**Dataset rows for apps and sites:**
::::::
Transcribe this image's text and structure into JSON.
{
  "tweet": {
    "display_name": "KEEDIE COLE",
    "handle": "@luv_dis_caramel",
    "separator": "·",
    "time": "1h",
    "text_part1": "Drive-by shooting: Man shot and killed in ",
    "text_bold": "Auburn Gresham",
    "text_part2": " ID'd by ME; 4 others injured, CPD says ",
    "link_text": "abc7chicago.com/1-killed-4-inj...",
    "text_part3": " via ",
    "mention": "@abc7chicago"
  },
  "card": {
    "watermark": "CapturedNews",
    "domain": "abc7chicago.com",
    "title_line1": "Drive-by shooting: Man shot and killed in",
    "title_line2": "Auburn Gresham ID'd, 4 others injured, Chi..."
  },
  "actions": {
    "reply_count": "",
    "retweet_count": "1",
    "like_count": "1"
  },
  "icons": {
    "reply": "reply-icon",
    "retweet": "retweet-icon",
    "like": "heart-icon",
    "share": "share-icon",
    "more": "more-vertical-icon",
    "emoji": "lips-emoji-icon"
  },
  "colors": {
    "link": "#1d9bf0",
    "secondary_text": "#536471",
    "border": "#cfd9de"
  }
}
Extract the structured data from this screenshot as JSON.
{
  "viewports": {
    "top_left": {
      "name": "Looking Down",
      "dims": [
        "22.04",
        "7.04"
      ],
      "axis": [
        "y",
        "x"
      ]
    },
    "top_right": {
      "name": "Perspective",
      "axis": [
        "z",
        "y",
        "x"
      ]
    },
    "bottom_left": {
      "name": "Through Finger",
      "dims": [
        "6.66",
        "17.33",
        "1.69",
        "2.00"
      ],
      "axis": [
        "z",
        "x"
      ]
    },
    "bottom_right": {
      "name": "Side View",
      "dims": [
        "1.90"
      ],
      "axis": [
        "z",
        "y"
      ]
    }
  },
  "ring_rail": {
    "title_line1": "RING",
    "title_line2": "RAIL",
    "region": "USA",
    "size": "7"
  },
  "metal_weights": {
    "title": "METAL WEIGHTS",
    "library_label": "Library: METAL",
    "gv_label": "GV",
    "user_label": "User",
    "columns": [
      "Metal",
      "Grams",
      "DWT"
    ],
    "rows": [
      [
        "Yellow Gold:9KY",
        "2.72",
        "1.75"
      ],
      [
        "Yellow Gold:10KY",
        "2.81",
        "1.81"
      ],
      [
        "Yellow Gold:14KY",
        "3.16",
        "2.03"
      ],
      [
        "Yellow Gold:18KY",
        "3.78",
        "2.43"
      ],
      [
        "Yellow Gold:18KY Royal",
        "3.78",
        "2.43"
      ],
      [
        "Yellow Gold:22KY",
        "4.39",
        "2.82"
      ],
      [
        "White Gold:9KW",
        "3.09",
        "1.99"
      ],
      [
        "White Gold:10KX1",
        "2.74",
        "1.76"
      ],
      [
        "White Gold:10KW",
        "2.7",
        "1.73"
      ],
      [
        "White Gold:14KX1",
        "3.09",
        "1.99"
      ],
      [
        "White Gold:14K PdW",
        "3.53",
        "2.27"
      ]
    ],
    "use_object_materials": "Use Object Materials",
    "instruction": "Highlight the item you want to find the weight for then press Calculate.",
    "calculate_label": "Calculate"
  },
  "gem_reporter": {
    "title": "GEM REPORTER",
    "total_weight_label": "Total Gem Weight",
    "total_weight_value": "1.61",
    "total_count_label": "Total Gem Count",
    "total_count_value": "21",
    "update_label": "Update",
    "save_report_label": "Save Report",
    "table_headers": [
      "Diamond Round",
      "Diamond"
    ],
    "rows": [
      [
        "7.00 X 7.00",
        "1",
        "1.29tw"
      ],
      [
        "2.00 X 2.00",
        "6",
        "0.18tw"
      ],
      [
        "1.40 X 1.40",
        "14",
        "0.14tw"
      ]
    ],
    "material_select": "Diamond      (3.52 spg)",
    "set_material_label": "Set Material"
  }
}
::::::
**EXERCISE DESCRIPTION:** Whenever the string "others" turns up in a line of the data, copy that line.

**SOLUTION FOR THIS TASK:**
    "text_part2": " ID'd by ME; 4 others injured, CPD says ",
    "title_line2": "Auburn Gresham ID'd, 4 others injured, Chi..."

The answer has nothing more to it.